---------- Supplied entries

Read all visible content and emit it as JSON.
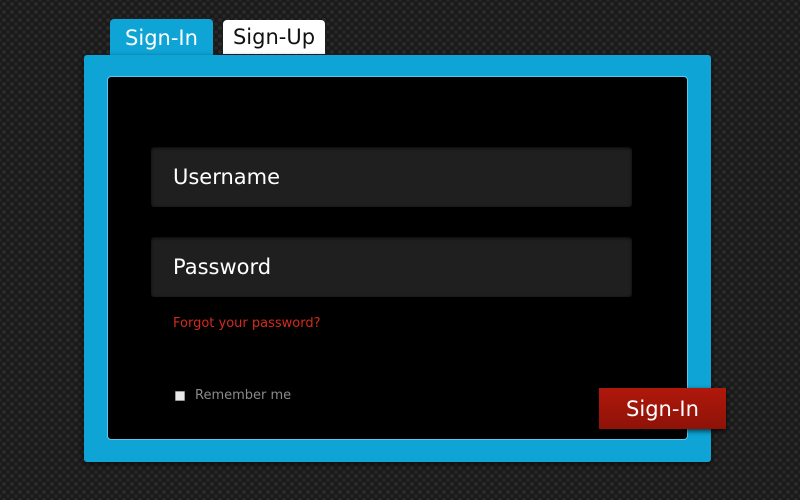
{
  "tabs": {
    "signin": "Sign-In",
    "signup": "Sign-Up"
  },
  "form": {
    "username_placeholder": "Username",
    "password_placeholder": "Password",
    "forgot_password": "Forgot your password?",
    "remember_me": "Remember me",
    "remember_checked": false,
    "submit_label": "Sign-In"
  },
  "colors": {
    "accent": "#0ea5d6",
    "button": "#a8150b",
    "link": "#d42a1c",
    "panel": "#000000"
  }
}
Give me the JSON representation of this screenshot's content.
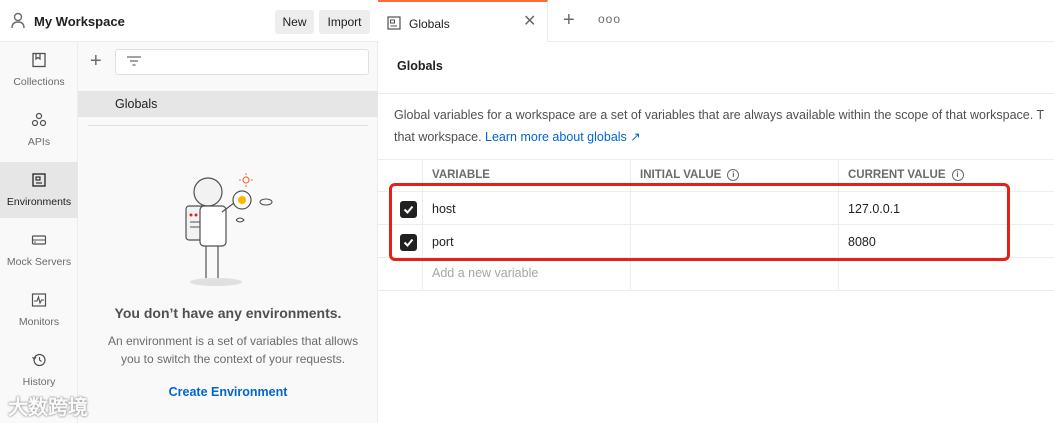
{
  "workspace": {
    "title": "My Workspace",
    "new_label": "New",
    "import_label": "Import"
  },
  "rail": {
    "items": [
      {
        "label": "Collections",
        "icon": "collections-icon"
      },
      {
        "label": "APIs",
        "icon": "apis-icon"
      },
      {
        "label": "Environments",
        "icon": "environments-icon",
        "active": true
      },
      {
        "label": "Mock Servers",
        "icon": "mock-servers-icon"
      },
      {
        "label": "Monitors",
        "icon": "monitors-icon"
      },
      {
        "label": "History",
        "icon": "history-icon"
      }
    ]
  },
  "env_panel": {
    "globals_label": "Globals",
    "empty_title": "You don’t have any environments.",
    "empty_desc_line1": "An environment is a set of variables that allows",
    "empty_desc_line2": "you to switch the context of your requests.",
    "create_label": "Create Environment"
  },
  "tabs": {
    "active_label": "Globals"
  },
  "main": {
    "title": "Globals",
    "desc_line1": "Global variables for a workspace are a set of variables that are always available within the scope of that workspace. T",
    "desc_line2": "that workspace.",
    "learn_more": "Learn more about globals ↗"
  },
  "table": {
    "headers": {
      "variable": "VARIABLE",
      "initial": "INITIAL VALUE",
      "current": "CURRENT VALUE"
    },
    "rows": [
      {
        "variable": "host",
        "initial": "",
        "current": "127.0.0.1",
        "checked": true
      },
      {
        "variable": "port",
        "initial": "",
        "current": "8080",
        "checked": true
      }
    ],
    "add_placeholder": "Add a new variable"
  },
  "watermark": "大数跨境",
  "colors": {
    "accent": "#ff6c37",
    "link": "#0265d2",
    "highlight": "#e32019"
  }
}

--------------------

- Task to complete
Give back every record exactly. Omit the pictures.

- Answer space
Read all visible content and emit it as JSON.
{
  "tabs": {
    "signin": "Sign-In",
    "signup": "Sign-Up"
  },
  "form": {
    "username_placeholder": "Username",
    "password_placeholder": "Password",
    "forgot_password": "Forgot your password?",
    "remember_me": "Remember me",
    "remember_checked": false,
    "submit_label": "Sign-In"
  },
  "colors": {
    "accent": "#0ea5d6",
    "button": "#a8150b",
    "link": "#d42a1c",
    "panel": "#000000"
  }
}
Give me the JSON representation of this screenshot's content.
{
  "workspace": {
    "title": "My Workspace",
    "new_label": "New",
    "import_label": "Import"
  },
  "rail": {
    "items": [
      {
        "label": "Collections",
        "icon": "collections-icon"
      },
      {
        "label": "APIs",
        "icon": "apis-icon"
      },
      {
        "label": "Environments",
        "icon": "environments-icon",
        "active": true
      },
      {
        "label": "Mock Servers",
        "icon": "mock-servers-icon"
      },
      {
        "label": "Monitors",
        "icon": "monitors-icon"
      },
      {
        "label": "History",
        "icon": "history-icon"
      }
    ]
  },
  "env_panel": {
    "globals_label": "Globals",
    "empty_title": "You don’t have any environments.",
    "empty_desc_line1": "An environment is a set of variables that allows",
    "empty_desc_line2": "you to switch the context of your requests.",
    "create_label": "Create Environment"
  },
  "tabs": {
    "active_label": "Globals"
  },
  "main": {
    "title": "Globals",
    "desc_line1": "Global variables for a workspace are a set of variables that are always available within the scope of that workspace. T",
    "desc_line2": "that workspace.",
    "learn_more": "Learn more about globals ↗"
  },
  "table": {
    "headers": {
      "variable": "VARIABLE",
      "initial": "INITIAL VALUE",
      "current": "CURRENT VALUE"
    },
    "rows": [
      {
        "variable": "host",
        "initial": "",
        "current": "127.0.0.1",
        "checked": true
      },
      {
        "variable": "port",
        "initial": "",
        "current": "8080",
        "checked": true
      }
    ],
    "add_placeholder": "Add a new variable"
  },
  "watermark": "大数跨境",
  "colors": {
    "accent": "#ff6c37",
    "link": "#0265d2",
    "highlight": "#e32019"
  }
}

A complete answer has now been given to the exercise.